Christine is compelling drama starring Rebecca Hall and Michael C. Hall depicting the story of a woman dealing with a collision between a career crisis and a deteriorating personal life. Quick-witted and determined, Christine feels drawn toward bigger and better things. When her boss brings the possibility of a job promotion and transfer to his news crew, she is determined to do what it takes to be the one chosen.
Rebecca Hall delivers the performance of her career as she tackles an equally gripping and gritty character study with the role of “Christine.” Her performance is stunning and equally beautiful. The character of Christine is delicate and could have easily fallen into a stereotypical tale of depression. However, in Hall’s capable hands, Christine came to life as an ambitious woman with a dry but smart wit who is prone to moments of self sabotage which she herself does not comprehend.
The film takes us into the inner workings of a newsroom. Christine, by far the smartest person in the room at any given moment, struggles with making lasting human connections. She is hopelessly in love with her handsome costar George Ryan (Morgan C. Hall Dexter). While George is openly friendly, Christine seems unable to make a connection with him. Her co-worker Jean (Maria Dizzia) consistently attempts to make plans with Christine, but she rejects Jean’s offers. Instead, Christine volunteers at a home for disabled children, putting on puppet shows which portray life lessons which reflect the issues Christine is dealing with personally.

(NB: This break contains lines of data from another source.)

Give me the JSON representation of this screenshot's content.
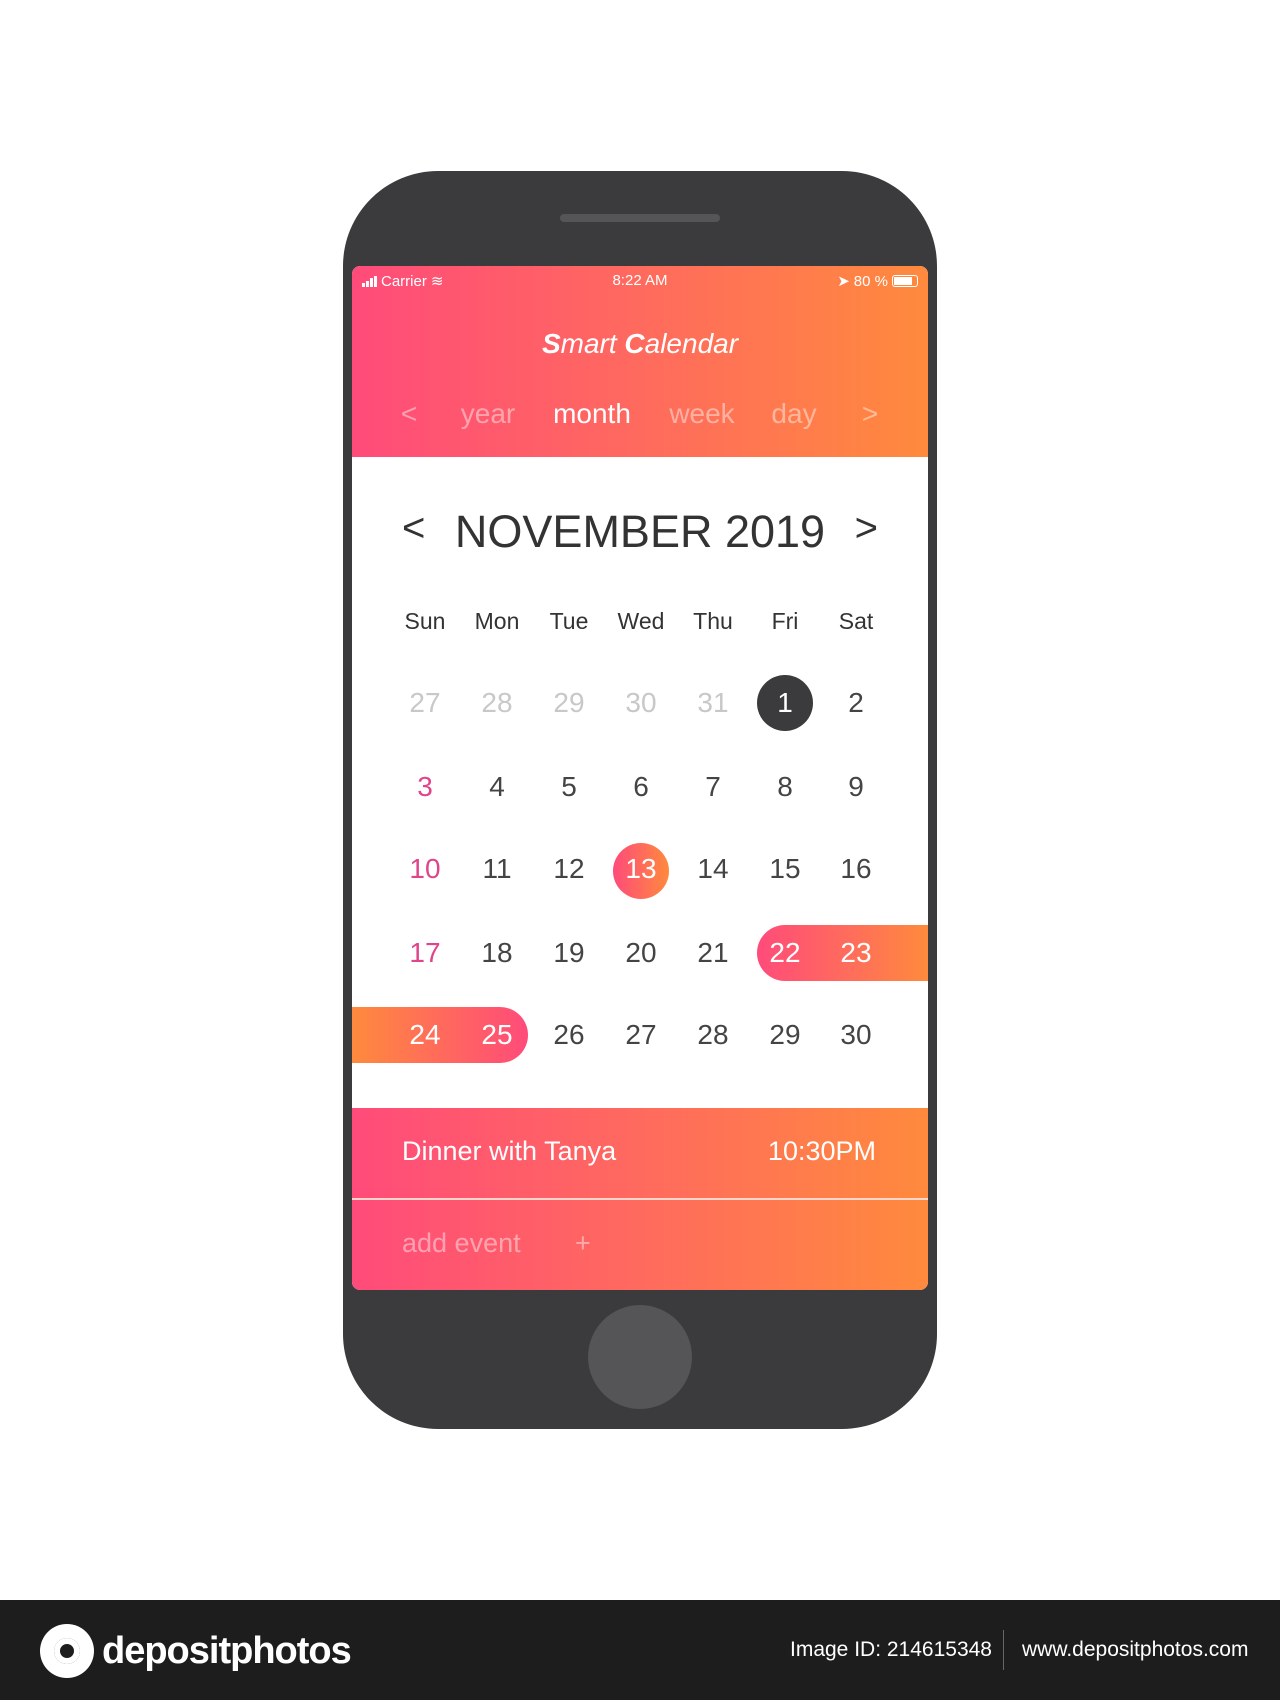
{
  "status_bar": {
    "carrier": "Carrier",
    "time": "8:22 AM",
    "battery": "80 %",
    "battery_level": 0.8
  },
  "app": {
    "title_s": "S",
    "title_mart": "mart ",
    "title_c": "C",
    "title_alendar": "alendar"
  },
  "view_tabs": {
    "prev": "<",
    "next": ">",
    "items": [
      {
        "label": "year"
      },
      {
        "label": "month",
        "active": true
      },
      {
        "label": "week"
      },
      {
        "label": "day"
      }
    ]
  },
  "calendar": {
    "month_label": "NOVEMBER 2019",
    "prev": "<",
    "next": ">",
    "weekdays": [
      "Sun",
      "Mon",
      "Tue",
      "Wed",
      "Thu",
      "Fri",
      "Sat"
    ],
    "weeks": [
      [
        "27",
        "28",
        "29",
        "30",
        "31",
        "1",
        "2"
      ],
      [
        "3",
        "4",
        "5",
        "6",
        "7",
        "8",
        "9"
      ],
      [
        "10",
        "11",
        "12",
        "13",
        "14",
        "15",
        "16"
      ],
      [
        "17",
        "18",
        "19",
        "20",
        "21",
        "22",
        "23"
      ],
      [
        "24",
        "25",
        "26",
        "27",
        "28",
        "29",
        "30"
      ]
    ],
    "selected_day": "1",
    "today": "13",
    "range": [
      "22",
      "23",
      "24",
      "25"
    ],
    "colors": {
      "accent_start": "#ff4b7a",
      "accent_end": "#ff8a3d",
      "sunday": "#e0448a",
      "selected": "#3b3b3d"
    }
  },
  "event": {
    "name": "Dinner with Tanya",
    "time": "10:30PM"
  },
  "add_event": {
    "label": "add event",
    "plus": "+"
  },
  "footer": {
    "brand": "depositphotos",
    "image_id": "Image ID: 214615348",
    "url": "www.depositphotos.com"
  }
}
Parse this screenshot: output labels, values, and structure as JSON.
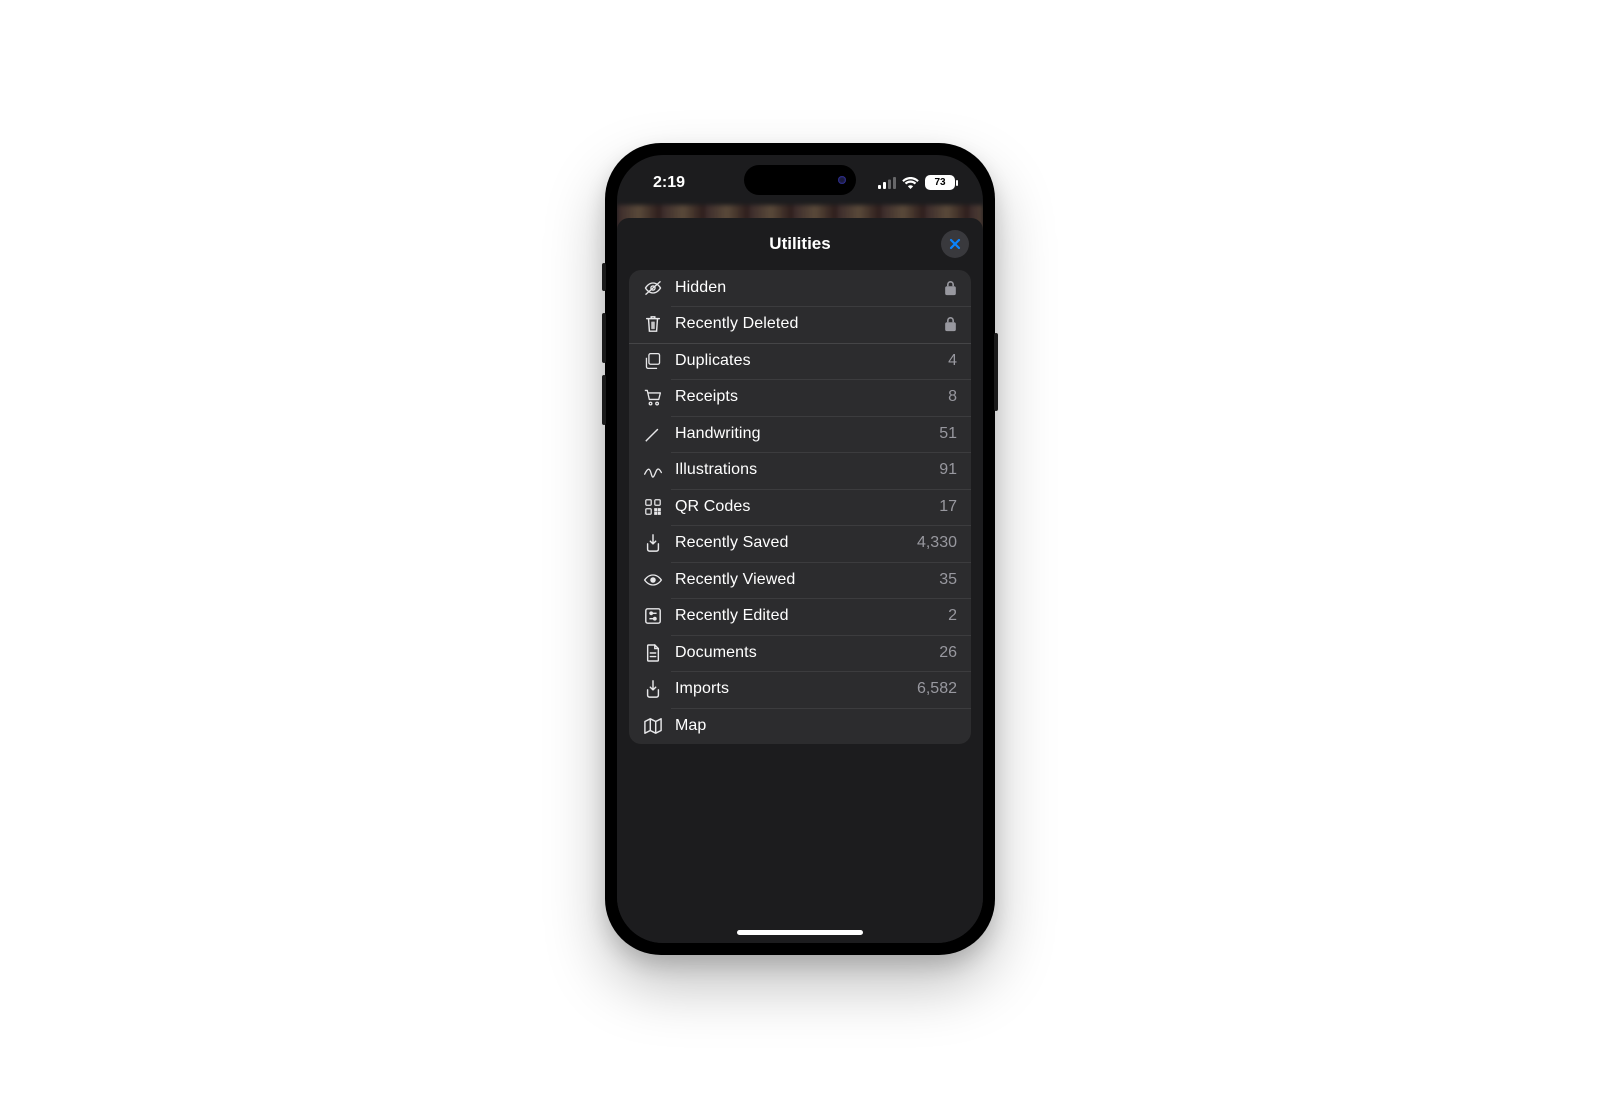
{
  "status": {
    "time": "2:19",
    "battery": "73"
  },
  "sheet": {
    "title": "Utilities"
  },
  "rows": {
    "hidden": {
      "label": "Hidden"
    },
    "recentlyDeleted": {
      "label": "Recently Deleted"
    },
    "duplicates": {
      "label": "Duplicates",
      "count": "4"
    },
    "receipts": {
      "label": "Receipts",
      "count": "8"
    },
    "handwriting": {
      "label": "Handwriting",
      "count": "51"
    },
    "illustrations": {
      "label": "Illustrations",
      "count": "91"
    },
    "qrcodes": {
      "label": "QR Codes",
      "count": "17"
    },
    "recentlySaved": {
      "label": "Recently Saved",
      "count": "4,330"
    },
    "recentlyViewed": {
      "label": "Recently Viewed",
      "count": "35"
    },
    "recentlyEdited": {
      "label": "Recently Edited",
      "count": "2"
    },
    "documents": {
      "label": "Documents",
      "count": "26"
    },
    "imports": {
      "label": "Imports",
      "count": "6,582"
    },
    "map": {
      "label": "Map"
    }
  }
}
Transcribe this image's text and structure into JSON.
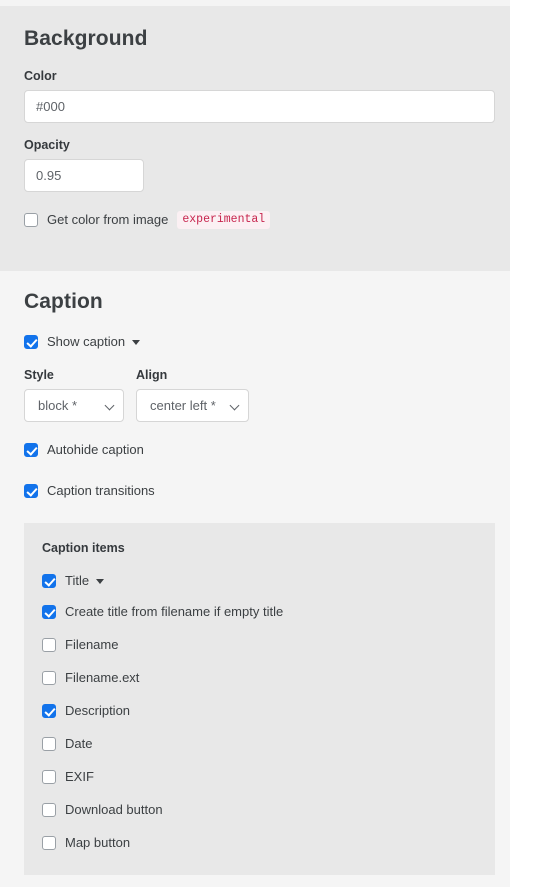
{
  "background": {
    "heading": "Background",
    "color": {
      "label": "Color",
      "value": "#000",
      "placeholder": "#000"
    },
    "opacity": {
      "label": "Opacity",
      "value": "0.95",
      "placeholder": "0.95"
    },
    "get_color_from_image": {
      "label": "Get color from image",
      "checked": false,
      "badge": "experimental"
    }
  },
  "caption": {
    "heading": "Caption",
    "show_caption": {
      "label": "Show caption",
      "checked": true,
      "has_caret": true
    },
    "style": {
      "label": "Style",
      "value": "block *"
    },
    "align": {
      "label": "Align",
      "value": "center left *"
    },
    "autohide_caption": {
      "label": "Autohide caption",
      "checked": true
    },
    "caption_transitions": {
      "label": "Caption transitions",
      "checked": true
    },
    "caption_items": {
      "title": "Caption items",
      "items": [
        {
          "label": "Title",
          "checked": true,
          "has_caret": true
        },
        {
          "label": "Create title from filename if empty title",
          "checked": true,
          "has_caret": false
        },
        {
          "label": "Filename",
          "checked": false,
          "has_caret": false
        },
        {
          "label": "Filename.ext",
          "checked": false,
          "has_caret": false
        },
        {
          "label": "Description",
          "checked": true,
          "has_caret": false
        },
        {
          "label": "Date",
          "checked": false,
          "has_caret": false
        },
        {
          "label": "EXIF",
          "checked": false,
          "has_caret": false
        },
        {
          "label": "Download button",
          "checked": false,
          "has_caret": false
        },
        {
          "label": "Map button",
          "checked": false,
          "has_caret": false
        }
      ]
    }
  },
  "colors": {
    "accent": "#1273eb",
    "panel_dark": "#e8e8e8",
    "panel_light": "#f5f5f5",
    "badge_text": "#c7254e",
    "badge_bg": "#fbf0f3"
  }
}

When her boss Michael (Tracy Letts), worried about dropping ratings, sits down his crew and demands juicier, more sensationalized stories, Christine rebels. However, when the station owner comes to town to poach some local talent, Christine buys a police scanner in hopes of seeking out darker stories. Though she tries to impress, she falls short but doesn’t understand the reasons. Her mom acquires a steady boyfriend which sparks jealously. George seems to show an interest in her which increases her sexual frustration and desire for independence. All these events cultivate an air of spiraling depression, driving Christine further and further into herself. She seems unable to stop the outside world from caving in around her, and in the end, she can only control her own world. Much like Edna in Kate Chopin’s The Awakening, Christine’s fate—while tragic and heartbreaking—is almost poetic.
Overall, I give the film 10/10 stars. Superb acting. Superb directing. One of the most brilliant character studies I have ever seen. Period.